■ Action item ■
In the records below, find each line containing the word "screenshot" and copy it.
Segment Open
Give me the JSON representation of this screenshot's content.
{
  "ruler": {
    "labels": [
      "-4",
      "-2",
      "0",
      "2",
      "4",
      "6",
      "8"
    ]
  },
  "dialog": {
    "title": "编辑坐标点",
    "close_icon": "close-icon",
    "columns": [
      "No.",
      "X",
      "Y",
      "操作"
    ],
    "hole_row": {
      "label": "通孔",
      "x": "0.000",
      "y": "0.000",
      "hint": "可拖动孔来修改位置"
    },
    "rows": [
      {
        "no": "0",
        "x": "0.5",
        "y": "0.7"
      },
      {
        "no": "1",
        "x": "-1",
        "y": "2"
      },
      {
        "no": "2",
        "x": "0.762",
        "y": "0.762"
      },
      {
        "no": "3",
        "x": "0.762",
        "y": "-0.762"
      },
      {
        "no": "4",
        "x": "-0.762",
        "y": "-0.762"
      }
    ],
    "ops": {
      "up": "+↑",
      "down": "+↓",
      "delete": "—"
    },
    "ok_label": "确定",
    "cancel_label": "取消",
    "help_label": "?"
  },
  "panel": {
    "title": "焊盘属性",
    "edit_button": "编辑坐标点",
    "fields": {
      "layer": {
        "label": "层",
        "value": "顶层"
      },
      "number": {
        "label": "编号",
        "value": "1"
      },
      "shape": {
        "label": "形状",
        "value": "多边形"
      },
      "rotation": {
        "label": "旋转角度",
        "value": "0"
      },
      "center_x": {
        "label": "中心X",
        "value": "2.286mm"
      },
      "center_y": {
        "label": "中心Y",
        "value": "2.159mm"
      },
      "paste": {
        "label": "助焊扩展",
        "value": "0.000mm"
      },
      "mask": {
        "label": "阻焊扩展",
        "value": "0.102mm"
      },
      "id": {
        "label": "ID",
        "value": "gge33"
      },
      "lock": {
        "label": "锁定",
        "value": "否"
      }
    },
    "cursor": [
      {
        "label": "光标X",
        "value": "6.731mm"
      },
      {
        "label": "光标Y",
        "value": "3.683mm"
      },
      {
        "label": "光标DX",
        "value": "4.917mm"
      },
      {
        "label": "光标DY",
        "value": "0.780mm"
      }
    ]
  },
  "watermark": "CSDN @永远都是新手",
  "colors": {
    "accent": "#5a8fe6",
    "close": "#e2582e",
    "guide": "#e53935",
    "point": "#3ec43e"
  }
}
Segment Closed
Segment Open
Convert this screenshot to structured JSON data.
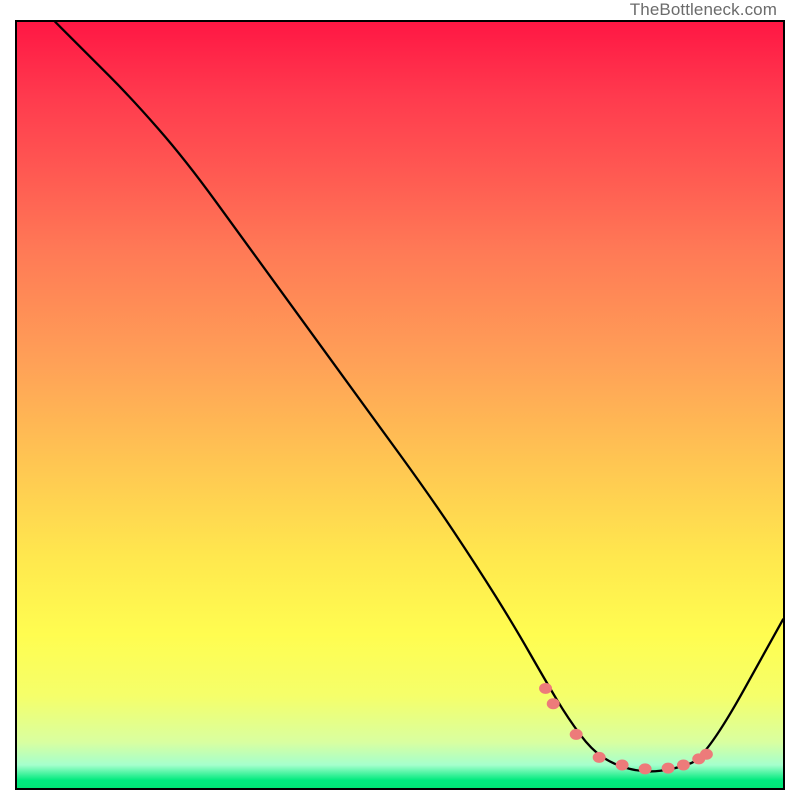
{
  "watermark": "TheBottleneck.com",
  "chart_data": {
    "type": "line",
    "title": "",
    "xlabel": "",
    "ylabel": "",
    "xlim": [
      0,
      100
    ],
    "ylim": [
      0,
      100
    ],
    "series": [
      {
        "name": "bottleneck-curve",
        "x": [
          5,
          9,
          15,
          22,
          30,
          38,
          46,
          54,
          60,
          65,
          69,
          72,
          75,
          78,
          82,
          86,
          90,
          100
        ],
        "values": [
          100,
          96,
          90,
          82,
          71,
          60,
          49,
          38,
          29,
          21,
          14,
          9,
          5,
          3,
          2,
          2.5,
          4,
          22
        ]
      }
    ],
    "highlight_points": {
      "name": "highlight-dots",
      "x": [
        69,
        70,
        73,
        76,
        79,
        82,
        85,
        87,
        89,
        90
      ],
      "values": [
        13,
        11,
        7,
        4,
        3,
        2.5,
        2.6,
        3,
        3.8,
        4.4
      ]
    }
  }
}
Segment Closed
■ Expected output ■
Give me the JSON representation of this screenshot's content.
Convert this screenshot to structured JSON data.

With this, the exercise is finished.